A Ministry of Place
Union Chapel, in northern Indianapolis, happily completed their long dreamed of project in early 2021.
They shared, “The changes to the building increased our capacity to serve our own congregation and the community with a larger, more welcoming, updated gathering spaces and — especially important — better accessibility for all persons.”
One of the many building improvements was the addition of a drive-through portico for easy drop-off in inclement weather. Their preschool families and older folks find this an especially welcome addition.
The building project also included a new atrium-style entryway and a larger elevator, making for easier, more accessible, and more direct access to both upper and lower levels, allowing for more flexible room to greet visitors.
The centerpiece of the project, The Great Room, is a bright and beautiful multi-purpose space adjacent to the Sanctuary. The Great Room can host a wide variety of activities from weddings and worship to dinners and conferences.
Part of the project included the renovation of the old “Parlor” space. Built in its place were much-needed restroom facilities on the main level.
On the lower level, below The Great Room, is a new, smaller multipurpose room which may be dedicated to youth activities.
Continuing in their strong tradition of “Ministry of Place,” UCI has recently partnered with another UMC congregation, The Garden, who, due to some unanticipated broad-ranging effects of the COVID emergency, was looking for a new space to call home. The new main level space, The Great Room, is a fitting location for their weekly celebration of worship (see photo below). They shared, “Before our building project, this kind of partnership would not have been likely.”
The new building project also gave the congregation the impetus to update the older parts of the building (lighting, furnishings, flooring, paint, etc.) making all areas fresh and brighter for their community.
COVID provided additional challenges in completing the building project and significantly altered the timeline. Our contact shared, “Interestingly, some portions of the project that would have taken much longer to complete progressed very quickly because church staff and preschool children weren’t on-site and the congregation was worshipping virtually for months, so there were fewer comfort-and-safety roadblocks to slow the progress. Other portions of the project that might have been quick and simple, pre-COVID, were delayed by shortages of materials and crew, and slow shipping during the lockdown periods.”

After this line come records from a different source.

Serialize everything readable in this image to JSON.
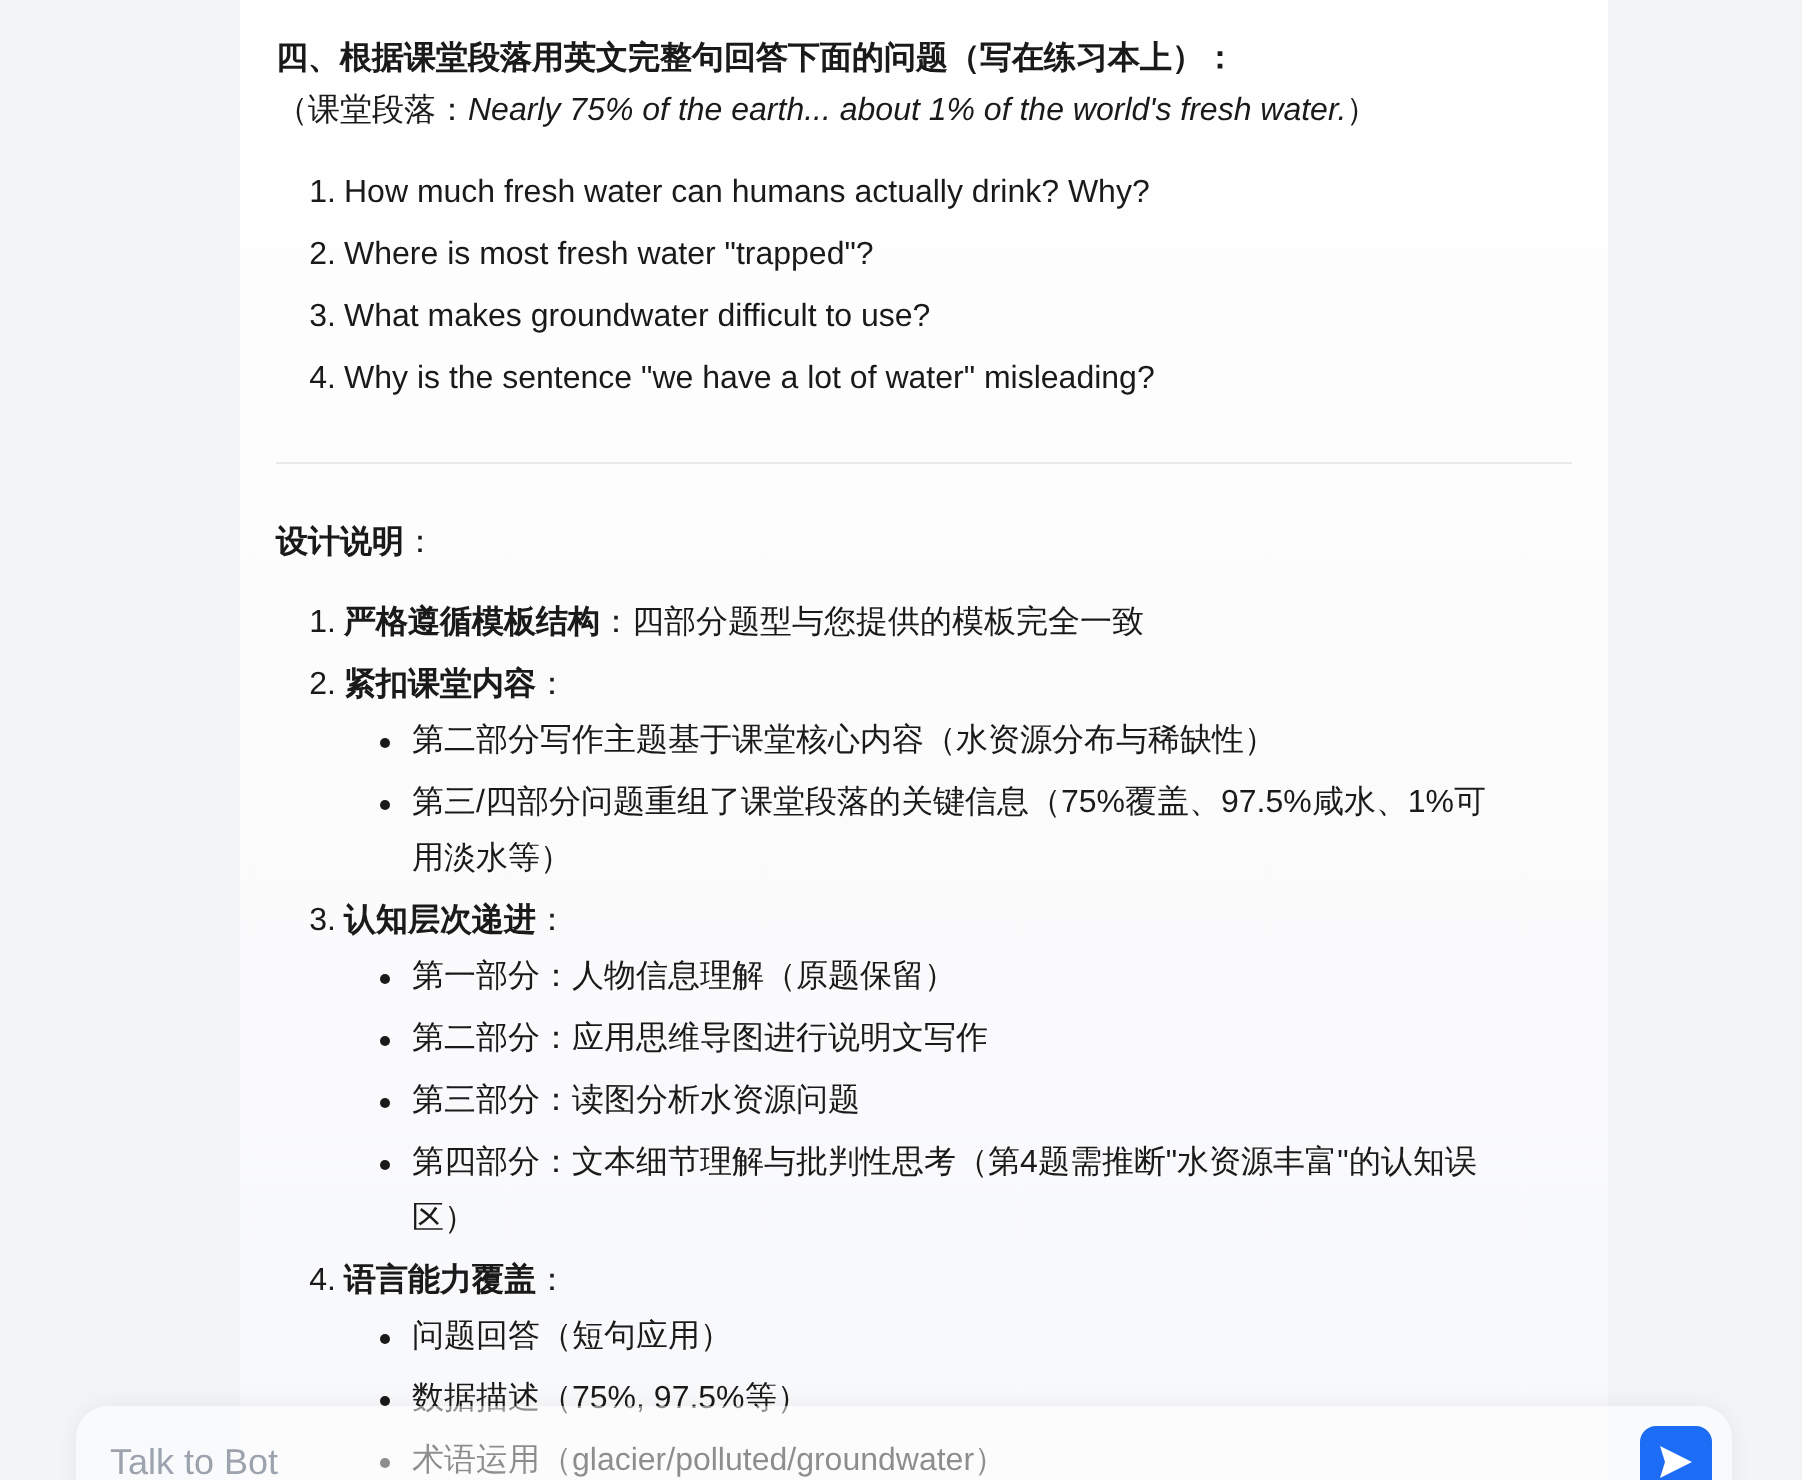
{
  "section_four": {
    "heading": "四、根据课堂段落用英文完整句回答下面的问题（写在练习本上）：",
    "passage_note": "（课堂段落：*Nearly 75% of the earth... about 1% of the world's fresh water.*）",
    "questions": [
      {
        "number": "1.",
        "text": "How much fresh water can humans actually drink? Why?"
      },
      {
        "number": "2.",
        "text": "Where is most fresh water \"trapped\"?"
      },
      {
        "number": "3.",
        "text": "What makes groundwater difficult to use?"
      },
      {
        "number": "4.",
        "text": "Why is the sentence \"we have a lot of water\" misleading?"
      }
    ]
  },
  "design_notes": {
    "heading": "**设计说明**：",
    "items": [
      {
        "number": "1.",
        "text": "**严格遵循模板结构**：四部分题型与您提供的模板完全一致"
      },
      {
        "number": "2.",
        "text": "**紧扣课堂内容**：",
        "children": [
          {
            "text": "第二部分写作主题基于课堂核心内容（水资源分布与稀缺性）"
          },
          {
            "text": "第三/四部分问题重组了课堂段落的关键信息（75%覆盖、97.5%咸水、1%可用淡水等）"
          }
        ]
      },
      {
        "number": "3.",
        "text": "**认知层次递进**：",
        "children": [
          {
            "text": "第一部分：人物信息理解（原题保留）"
          },
          {
            "text": "第二部分：应用思维导图进行说明文写作"
          },
          {
            "text": "第三部分：读图分析水资源问题"
          },
          {
            "text": "第四部分：文本细节理解与批判性思考（第4题需推断\"水资源丰富\"的认知误区）"
          }
        ]
      },
      {
        "number": "4.",
        "text": "**语言能力覆盖**：",
        "children": [
          {
            "text": "问题回答（短句应用）"
          },
          {
            "text": "数据描述（75%, 97.5%等）"
          },
          {
            "text": "术语运用（glacier/polluted/groundwater）"
          }
        ]
      }
    ]
  },
  "chat_input": {
    "placeholder": "Talk to Bot"
  }
}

A funny story was shared, “Because church staff was not on site for key portions of the building process (due to COVID lockdowns) occasionally we were surprised by results. One example is what I like to call the “Accidental Courtyard.” In the original building plan, a courtyard “of sorts” was expected to take shape between the old portion of the building and the new Great Room. This enclosed outdoor space was expected to house air conditioning units, away from view. Once staff arrived back on site after the first lockdown, the Great Room had already been enclosed and big, beautiful new windows installed. In the original design, the windows were to have been frosted. When we got back, we saw that the windows that had been installed were clear, providing a lovely view from our gorgeous new Great Room into a mud pit, punctuated with unsightly metal boxes. Hrumpf! So, rather than reorder frosted windows and risk further delays — we made lemonade. Our facilities manager located some second-hand AstroTurf from a local university and several volunteers spent weekends in November adding substrate, leveling the ground, building screens to hide the machinery, and installing the “grass.” Now we have a nice little “unanticipated” outdoor nook for lunches, small Sunday School gatherings, or perhaps an intimate wedding. (And we don’t have to mow it!)”